The student took to Yahoo! Answers earlier this week, asking for a book summary of The Boy Who Couldn’t Sleep And Never Had To, by D.C. Pierson, admitting he had not finished the book.
By the following day, however, the student was rumbled – not by an angry teacher or disappointed parent, but by the novel’s author… who was not impressed.
Pierson told TODAY.com that he was particularly bothered by the student’s ‘huffy list of excuses’ for not finishing the 226-page novel including being a slow reader and his local library was undergoing renovations.
Under the username ♥ Idiot America ~ ϟƘƦІןן∑x ♥, the student had written in his original post: ‘I haven’t been able to finish this book. Can someone give me a complete review, including everything important? I REALLY need this! AND it’s not because I’m slacking.’
Pierson, who is also a founding member of improvisation group Derrick Comedy, was quick to post photos on Twitter and Tumblr of a screenshot of the Yahoo! post joking that he was a ‘full service author’.
He tried to convince the student it was worth finishing the book.
Pierson wrote: ‘I think you’ll find there’s a ton more sex, swearing, and drugs in my book than anything else you have been or will be assigned in high school.’
Others posted a range of responses from calling the student lazy and a whinger to encouraging him to read the book.
Released in March, a report on American high school students found that national reading levels remained low, with assigned book lists reflecting a level appropriate for 5th grade students.
Only 34 per cent of students were rated proficient in reading on the 2011 National Assessment of Educational Progress, an exam done every two year. The national 12th grade reading level was lower in 2009 than in 1992.
The lowest SAT critical reading scores were recorded last year.
DC PIERSON’S ONLINE RESPONSE

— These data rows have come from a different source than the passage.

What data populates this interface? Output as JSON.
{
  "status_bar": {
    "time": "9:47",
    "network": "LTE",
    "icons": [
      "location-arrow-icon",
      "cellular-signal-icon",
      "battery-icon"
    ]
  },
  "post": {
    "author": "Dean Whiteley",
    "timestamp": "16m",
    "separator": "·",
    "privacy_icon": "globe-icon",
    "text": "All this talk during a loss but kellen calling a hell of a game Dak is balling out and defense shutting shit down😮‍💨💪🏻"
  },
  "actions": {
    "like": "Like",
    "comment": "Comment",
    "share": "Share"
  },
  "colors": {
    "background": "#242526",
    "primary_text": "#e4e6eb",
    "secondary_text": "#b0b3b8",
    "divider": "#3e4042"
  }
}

First off, I’m really excited that my book is being suggested for summer reading. On the other hand, I’m bummed out that you don’t want to try and finish it, and not even because you think it’s bad, but just because it seems like work instead of like fun.
I’m not going to sit here and act like I didn’t sometimes not read assigned books for class in high school.
Even though it’s referenced once in my book, the book you’re avoiding reading, I’ve never actually read “The Scarlet Letter”. So I’m sympathetic to your plight.
But I think you’ll find there’s a ton more sex, swearing, and drugs in my book than anything else you have been or will be assigned in high school, and I don’t mean in the way your teacher will tell you “You know, Shakespeare has more sex and violence than an R-rated movie!”
I mean it’s all there, in terms you will readily understand without having to Google them. Plus not once to I refer to anything as a “bare bodkin” or anything like that.